One of the fast fashion brands that is coming under increasing heat is Boohoo, which accounts for 75-80% of production in Leicester. A Sunday Times journalist went undercover at one of Leicester’s factories last week that produces clothes sold under the Nasty Gal label, owned by Boohoo, and worked for two days. The Independent reports that the journalist was ‘told to expect pay of just £3.50 an hour – well below the UK minimum wage of £8.72 for workers aged 25 and over’. The company is now under investigation for modern slavery charges.

‘These motherf*****s know how to exploit people like us,’ a foreman is reported to have told the journalist. ‘They make profits like hell and pay us in peanuts.’

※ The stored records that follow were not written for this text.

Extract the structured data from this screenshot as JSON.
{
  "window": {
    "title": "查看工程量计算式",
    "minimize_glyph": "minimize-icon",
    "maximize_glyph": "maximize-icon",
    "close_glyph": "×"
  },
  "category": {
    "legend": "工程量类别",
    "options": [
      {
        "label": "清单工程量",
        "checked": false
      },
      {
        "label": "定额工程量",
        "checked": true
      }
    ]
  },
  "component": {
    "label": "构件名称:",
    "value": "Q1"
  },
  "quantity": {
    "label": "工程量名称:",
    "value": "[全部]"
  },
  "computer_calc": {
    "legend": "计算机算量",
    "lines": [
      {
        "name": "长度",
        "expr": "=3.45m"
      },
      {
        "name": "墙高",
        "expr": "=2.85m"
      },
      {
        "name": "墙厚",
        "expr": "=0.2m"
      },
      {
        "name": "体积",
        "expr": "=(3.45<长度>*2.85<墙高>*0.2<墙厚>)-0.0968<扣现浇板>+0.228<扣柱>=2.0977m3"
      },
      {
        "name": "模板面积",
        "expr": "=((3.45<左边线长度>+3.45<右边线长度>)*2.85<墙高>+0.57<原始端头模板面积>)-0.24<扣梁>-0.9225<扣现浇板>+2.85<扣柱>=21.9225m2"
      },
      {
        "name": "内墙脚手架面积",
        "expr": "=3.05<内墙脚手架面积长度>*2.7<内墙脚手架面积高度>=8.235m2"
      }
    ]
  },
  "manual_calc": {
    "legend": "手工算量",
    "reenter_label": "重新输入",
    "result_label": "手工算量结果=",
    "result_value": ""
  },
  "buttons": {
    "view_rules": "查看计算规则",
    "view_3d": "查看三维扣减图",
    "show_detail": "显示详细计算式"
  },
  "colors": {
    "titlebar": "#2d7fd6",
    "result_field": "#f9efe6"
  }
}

And the profits are high. With a market value of £4.6 billion, Boohoo – along with its other brands Oasis, Warehouse and PrettyLittleThing – is ‘expecting a growth of 25% overall for the year 20/21 – after posting an increase of around 44% growth in the first quarter of the year’, the Labour Behind the Label report notes.

Online sales spiked during the pandemic lockdown leading to a 22% increase in their share price. The Sunday Times article showed several pieces of clothes – a dress, jeans, a t-shirt – with price points of £7 or £8. Prices that low cannot be a fair reflection of the true cost of those items as journalist Lucy Siegle summarised in a passionate Twitter thread.

It’s not just the sweat shop workers, she wrote, it’s also the environmental impact that fast fashion has. ‘A disproportionate amount of your taxes must go to cleaning up plastic fibre waste from disposable Boohoo garments…’

The flawed business model is also singled out by Labour Behind the Label’s report:

‘The Fast Fashion model used by Boohoo and many other brands – of short and often small batch orders with a fast turnaround – encourages unauthorised subcontracting in order to meet low prices, fast production times and volumes needed, and also encourages the exploitation of workers and noncompliance in terms of working conditions and standards. Unauthorised subcontracting often means production from unaudited and unknown suppliers with poor working conditions, low wages, and the potential of other irregularities (such as wage fraud or non/underpayment of other benefits, especially for more vulnerable workers such as immigrants and night shift workers).’

Labour Behind the Label

The allure of fast fashion is that we can refresh our wardrobes constantly without breaking the bank. There is the initial thrill of the purchase and maybe even a handful of likes when we post our new look on Instagram.

But in the midst of a global pandemic and calls for social justice sweeping the world, those temporary benefits come up short. It’s time for all of us to reflect on the systems that we prop up with our spending choices. It’s time to acknowledge the human and environmental costs and stop buying fast fashion.

We can shop secondhand, do a clothes swap with our friends, rent our next outfit or simply shop our wardrobe and give the clothes we already have a new lease on life.

And we need to support the organisations that are calling on governments and big brands to make system changes to how they create clothes – organisations like Labour Behind the Label and the Clean Clothes Campaign.

Let’s make this the moment we ditch fast fashion for good.